The district is making progress in reducing the amounts of suspensions, expulsions, and involuntary transfers.
Under the settlement agreement, the district is required to train teachers and administrators on implicit bias. When one attendee asked during the forum whether the board of trustees will also be required to get that training, district officials said they would look into it.
Brian Mendiburu, Director of Student Behavior and Supports for the District, presented data that shows expulsions and involuntary transfers have decreased during the fall 2017 semester compared to the fall 2016 semester.
During the 2016-17 school year, almost 10 percent of all students were suspended. The district has not yet finalized suspension rates for the 2017-18 school year, but reported nearly 5 percent of students were suspended in fall 2017.

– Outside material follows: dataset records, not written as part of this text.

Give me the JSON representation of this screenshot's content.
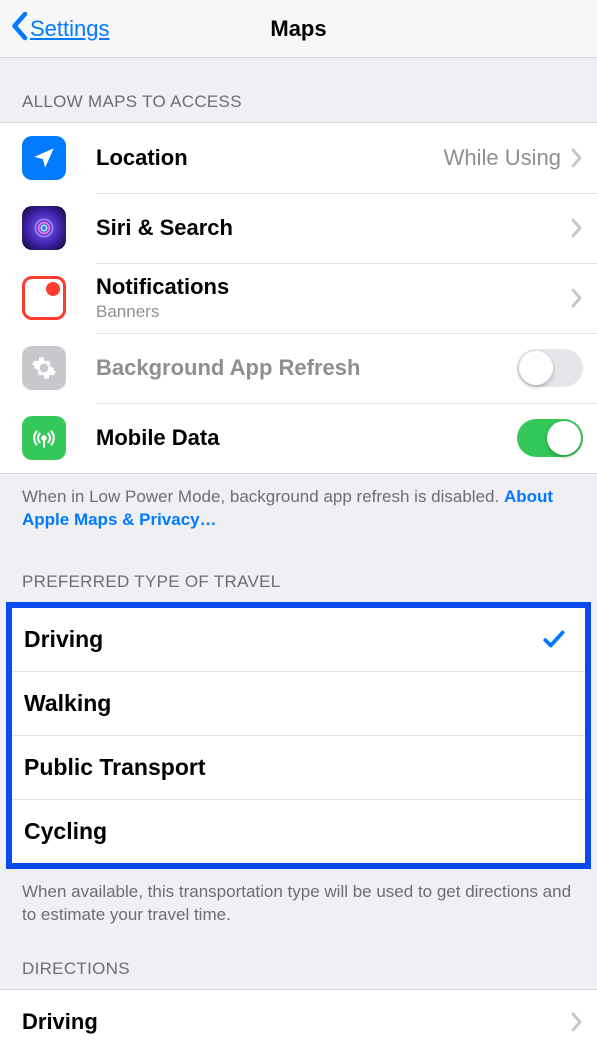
{
  "navbar": {
    "back_label": "Settings",
    "title": "Maps"
  },
  "sections": {
    "access_header": "ALLOW MAPS TO ACCESS",
    "travel_header": "PREFERRED TYPE OF TRAVEL",
    "directions_header": "DIRECTIONS"
  },
  "access_rows": {
    "location": {
      "title": "Location",
      "detail": "While Using"
    },
    "siri": {
      "title": "Siri & Search"
    },
    "notif": {
      "title": "Notifications",
      "subtitle": "Banners"
    },
    "refresh": {
      "title": "Background App Refresh",
      "on": false
    },
    "mobile": {
      "title": "Mobile Data",
      "on": true
    }
  },
  "access_footer": {
    "text": "When in Low Power Mode, background app refresh is disabled. ",
    "link": "About Apple Maps & Privacy…"
  },
  "travel_types": [
    {
      "label": "Driving",
      "selected": true
    },
    {
      "label": "Walking",
      "selected": false
    },
    {
      "label": "Public Transport",
      "selected": false
    },
    {
      "label": "Cycling",
      "selected": false
    }
  ],
  "travel_footer": "When available, this transportation type will be used to get directions and to estimate your travel time.",
  "directions_rows": [
    {
      "label": "Driving"
    }
  ]
}
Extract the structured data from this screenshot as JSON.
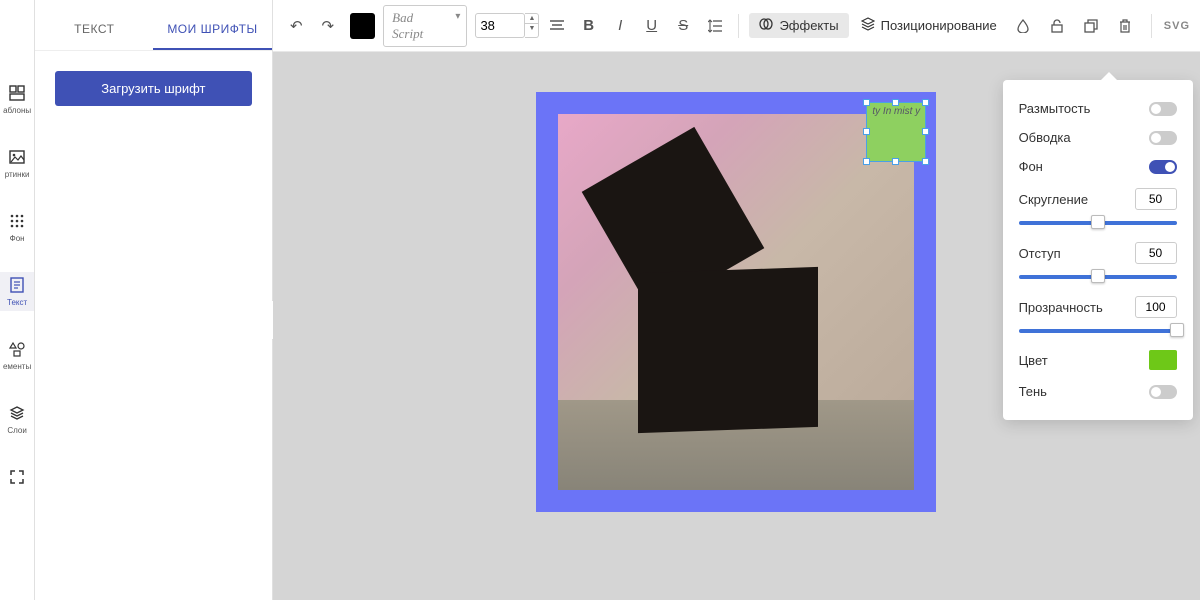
{
  "rail": {
    "items": [
      {
        "label": "аблоны",
        "icon": "templates"
      },
      {
        "label": "ртинки",
        "icon": "images"
      },
      {
        "label": "Фон",
        "icon": "background"
      },
      {
        "label": "Текст",
        "icon": "text",
        "active": true
      },
      {
        "label": "ементы",
        "icon": "elements"
      },
      {
        "label": "Слои",
        "icon": "layers"
      },
      {
        "label": "",
        "icon": "fullscreen"
      }
    ]
  },
  "sidePanel": {
    "tabs": [
      {
        "label": "ТЕКСТ",
        "active": false
      },
      {
        "label": "МОИ ШРИФТЫ",
        "active": true
      }
    ],
    "uploadButton": "Загрузить шрифт"
  },
  "toolbar": {
    "fontName": "Bad Script",
    "fontSize": "38",
    "effectsLabel": "Эффекты",
    "positionLabel": "Позиционирование",
    "svgLabel": "SVG",
    "colorValue": "#000000"
  },
  "effectsPanel": {
    "blur": {
      "label": "Размытость",
      "on": false
    },
    "stroke": {
      "label": "Обводка",
      "on": false
    },
    "background": {
      "label": "Фон",
      "on": true
    },
    "rounding": {
      "label": "Скругление",
      "value": "50",
      "sliderPct": 50
    },
    "padding": {
      "label": "Отступ",
      "value": "50",
      "sliderPct": 50
    },
    "opacity": {
      "label": "Прозрачность",
      "value": "100",
      "sliderPct": 100
    },
    "color": {
      "label": "Цвет",
      "value": "#6ec818"
    },
    "shadow": {
      "label": "Тень",
      "on": false
    }
  },
  "canvas": {
    "textContent": "ty In mist y"
  }
}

The data, however, also shows an unevenness in school discipline across racial demographics.
The rates of suspension for African American students in fall 2017 and the past two school years is more than two times higher than the suspension rates for white students. The number of involuntary transfers for hispanic students during fall 2017 was five times higher than white students, and four times higher than African American students. During fall 2017, three African American students and three hispanic students were expelled while just one white student was expelled.
Jon Eyler, CEO of Collaborative Learning Solutions, which KHSD contracted to assist in its transition to PBIS, explained that while the reductions in suspensions, expulsions, and involuntary transfers may appear small, the implementation of the Positive Behavior Intervention and Supports and Multi-Tiered Systems of Support framework takes time and will produce a gradual reduction in rates of suspension, expulsion, and involuntary transfers.
Eyler reported that all of the district’s comprehensive high schools and continuation schools have begun implementation of PBIS and MTSS with 15 of the district’s high schools already in their third year of PBIS and MTSS implementation. Eight other high schools are in their second year of implementation.
During the fall community forum on school discipline, some teachers and administrators expressed resistance to the new framework based on concerns about how to keep order in the classroom. Brenda Lewis, associate superintendent of instruction, said the district keeps an open line of communication with the small number of individuals struggling to adapt to the new model.
“Anytime you start a change you know there are going to be those individuals who can immediately see the need for what you are doing, and those that have to be brought along. But a lot of times people don’t really understand and you have to take the time and explain to them and help them to see the big picture,” Lewis said.
In addition to keeping an open dialogue, the district sent has been sending nearly 2,000 staff members to professional development trainings last fall to equip them with the skills to operate in the new PBIS and MTSS model. Roughly 2,000 more will receive training this spring.
The new model, however, has some questioning how teachers can discipline out-of-line students.
If students misbehave, they will face consequences under the PBIS and MTSS model, the difference being that an individualized assessment of the student’s behavior will occur, an individualized intervention plan developed, and if the behavior warrants suspension, it remains an option, Mendiburu said.
Lewis said that she thinks PBIS is working to reduce punitive disciplinary policies because of its focus on the root causes of a student’s misbehavior.
“What we used to suspend kids for, we now have alternatives to. We can provide interventions to them, and have other options.” Lewis said. “It is all about now trying to not only address the negative behavior, but also get to the cause of why the student is acting out the way that they are, and even though the numbers may seem small right now I know there is a much bigger picture taking place with the mindset.”